- Subject index
Climate change is now widely regarded as one of the most serious challenges the world faces, and adapting to it is an urgent requirement for countries across the world. The less developed countries of the Asia and Pacific region, despite contributing the least to the emission of greenhouse gases, are the most vulnerable to the effects of climate change.
Climate Change in Asia and the Pacific: How Can Countries Adapt compiles policies and best practices on climate change adaptation, emphasizing the fact that the Asia and Pacific region needs immediate measures—both structural and nonstructural—in order to adapt to climate change. The discussions elaborate on issues related to water resources, agriculture, and natural resources management, which are some of the most vital sectors for the region from environmental, social, and economic perspectives.
Although the policies and measures discussed in the book are specific to the Asia and Pacific region, the key findings will be relevant to other regions as well; for example, Africa and Latin America. Policymakers and researchers involved in the study of climate change adaptation will find this volume of great interest.
Chapter 1: Review of the Economics of Climate Change on Southeast Asia1
Review of the Economics of Climate Change on Southeast Asia1
Within Asia, Southeast Asia is the region that is most vulnerable to climate change.

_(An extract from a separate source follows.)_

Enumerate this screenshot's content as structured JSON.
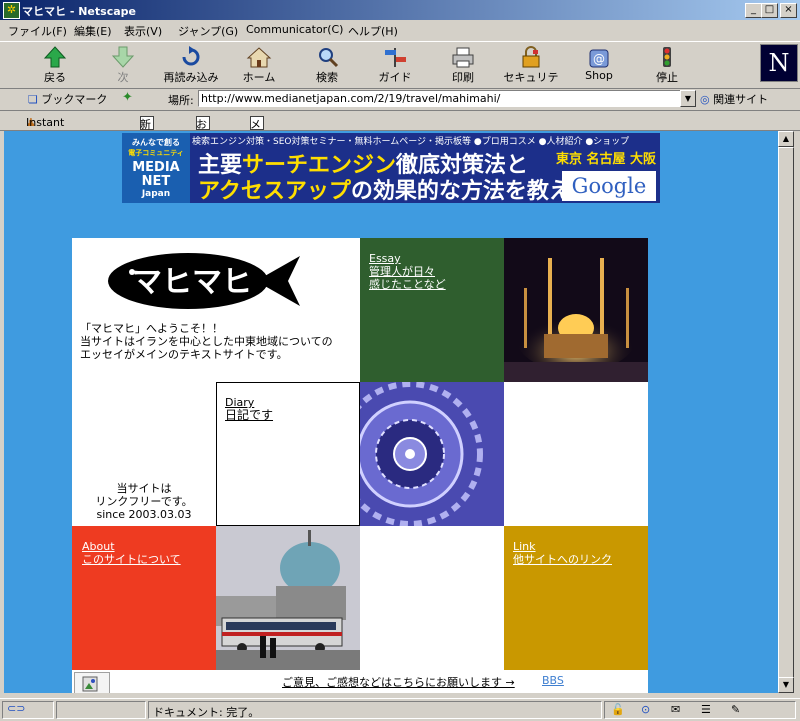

Climate change is happening now, and the worst is yet to come. If not addressed adequately, it could seriously hinder sustainable development and poverty eradication efforts in the region. There is no time for delay.
This chapter identifies factors that explain why the region is particularly vulnerable. Southeast Asia's 563 million people (World Bank 2010) are concentrated along coastlines measuring 173,251 km, leaving them exposed to rising sea levels.
The region relies heavily on agriculture for livelihoods—the sector accounted for 27% of total employment in 20072 (World Bank 2010) and contributed about 18% ...